Our good friend, Deepak Parekh, who is a prominent banker and sits on the boards of numerous companies, came out with a clever argument in connection with the Bhopal holocaust. I call it holocaust, because that is what it is, and all other issues pale into insignificance before the horrible death of more than 20,000-odd people who perished in the inferno. Parekh says that so-called independent directors are not responsible for the crime and should not be held accountable for it. He is referring especially to Keshub Mahindra, who runs or used to run a big industrial complex and who happens to be non-executive chairman of Union Carbide, the company which ran the gas complex in Bhopal and killed all those people.
Parekh’s case is that Mahindra was only a non-executive chairman and therefore not responsible for the disaster, just as the Railway Minister is not personally responsible for all those accidents which kill innocent passengers almost every day. It is a strange argument, to say the least, and only an Indian can advance it.
What exactly does a non-executive chairman do, for god’s sake, if he is not to be held responsible for the company’s acts of commission and omission? Does he only collect his ample fees, has a slap-up lunch or dinner with champagne after the board meeting, and goes home with a fat cheque? Does he not take part in the proceedings? Is he not a part of the decision-making process? If not what exactly is his function to merit all that money? And if he does nothing at all, why does he get all those fees-and Parekh knows that they can run into lakhs of rupees a year-if he is not accountable for anything? I have the highest respect for Mahindra but surely somebody has to take the blame even if he is only an independent director. The buck must stop somewhere. In America, as President Truman once said, it stops at his desk in the White House. Where exactly does the back stop in a company like Union Carbide with its fugitive bosses who are the first ones to flee when the police are looking for them?

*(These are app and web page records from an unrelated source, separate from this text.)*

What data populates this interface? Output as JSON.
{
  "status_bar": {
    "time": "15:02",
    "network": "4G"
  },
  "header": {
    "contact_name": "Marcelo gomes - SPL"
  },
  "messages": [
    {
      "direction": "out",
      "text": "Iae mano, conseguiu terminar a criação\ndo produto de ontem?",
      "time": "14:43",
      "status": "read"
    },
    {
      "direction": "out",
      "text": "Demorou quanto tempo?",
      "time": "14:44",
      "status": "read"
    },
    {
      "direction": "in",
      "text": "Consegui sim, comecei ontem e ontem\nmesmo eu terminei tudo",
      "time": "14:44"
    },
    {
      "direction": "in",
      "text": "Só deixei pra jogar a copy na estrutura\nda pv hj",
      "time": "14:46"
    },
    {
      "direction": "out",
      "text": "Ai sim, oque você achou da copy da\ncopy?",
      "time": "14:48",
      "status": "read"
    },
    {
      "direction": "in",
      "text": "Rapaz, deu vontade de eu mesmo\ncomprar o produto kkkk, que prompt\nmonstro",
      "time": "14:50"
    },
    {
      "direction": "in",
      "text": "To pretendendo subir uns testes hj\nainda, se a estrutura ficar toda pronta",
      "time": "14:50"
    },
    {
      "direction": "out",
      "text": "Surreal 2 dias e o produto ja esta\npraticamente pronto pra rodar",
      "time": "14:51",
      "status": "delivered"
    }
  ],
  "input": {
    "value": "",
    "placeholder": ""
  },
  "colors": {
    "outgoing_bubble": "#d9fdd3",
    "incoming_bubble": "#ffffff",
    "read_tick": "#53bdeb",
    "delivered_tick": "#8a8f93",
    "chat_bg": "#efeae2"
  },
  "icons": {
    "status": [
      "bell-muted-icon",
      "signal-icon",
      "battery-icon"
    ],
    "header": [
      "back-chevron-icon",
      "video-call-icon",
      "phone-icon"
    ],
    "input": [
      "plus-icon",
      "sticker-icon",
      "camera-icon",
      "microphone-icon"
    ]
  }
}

Assume, for the sake of argument, that a similar disaster had struck the Tata Chemical’s plant at Mithapur. What would JRD Tata, who was chairman of Tata Chemicals, have done? Firstly, there would have been no accident. The Tata plant is much older than Union Carbide’s and has never been involved in an accident like this. Having known Tatas for years, I can tell Parekh, JRD would have immediately tendered his resignation and asked the board to choose another chairman. Tatas would have assumed responsibility for the tragedy, promptly set apart a fund to help the families affected by the tragedy, and surrendered themselves to the authorities. They would not have run away in a special plane. This is what separates the Tatas and the Birlas from the Andersons of this world. Tatas and Birlas are Indians; Anderson is not, being interested only in the loot his investment can bring in. When the loot stopped, so did Anderson.
Men like Deepak Parekh seem to think that company directors have no other function than making money, printing fat annual reports and holding annual general meetings in five-star hotels. He should know things are not so simple now. In America, shareholders and others go around with tomatoes and stale pizzas to throw at directors and the so-called non-executive directors who make too much money. They take companies, which means directors, to court and throw them in jail. There are quite a few company directors and CEO’s who have seen the insides of jail in the US, and some of them must have been the so-called independent directors.
The latest one in line is Tony Hayward, the CEO of BP (or British Petroleum) whose head on a platter is being demanded by people in and around the states ringing the Gulf of Mexico where BP’s oil rig exploded, killing nearly a dozen men, and spewing millions of barrels of oil into the Gulf. In India, the foreign bosses run away and hide in Florida. In America, the chairman is summoned before the Congress and humiliated. Incidentally, Tony Hayward is a foreigner in America, as he is British, just like Anderson in India.
How can an independent director be independent of the actions of the board on which he sits, and for which he receives payment? How can a man-or woman-take money from a company, take part in its decision-making process, and when things are bad and the prosecutors are knocking at door, get up and say they cannot be touched, because they are independent? Once he or she sets up a relationship with the company, naturally becomes accountable for the company’s actions. You cannot take money and say you have nothing to do with the company who has paid you the money.
What happened at Bhopal was not an accident, it was a crime. The management, which means Anderson & Co, knew that the plant was derelict, had not been properly maintained for years, and was in use only because it yielded profits. The management knew that the plant would blow up any minute, yet it did nothing. The surprising thing is that nobody bothered. In multinational companies, nobody bothers as long as the loot keeps coming in. Even the so-called independent directors don’t bother, because they too share in the loot. And when the police surround the board and haul away the directors, they complain they have nothing to do with what has happened in the factory, because they have never visited it in the first place. It would be interesting to know if the BP boss, Tony Hayward, puts forward a similar argument in Washington-and makes laughing stock of himself.
The Jews of Israel sought out a concentration Camp killer called Eichmann, brought him to trial in Israel, and hanged him years after the act. Eichmann kept saying that he was only following orders and was not responsible for what happened inside his camps. But justice is justice and the man was hanged. There is, after all, a moral law which transcends all other laws including company law, by which our directors swear.
But what has business to do with morality?
(The writer can be contacted at 301, Manikanchan Apts, Kanchan Lane, Pune- 411004)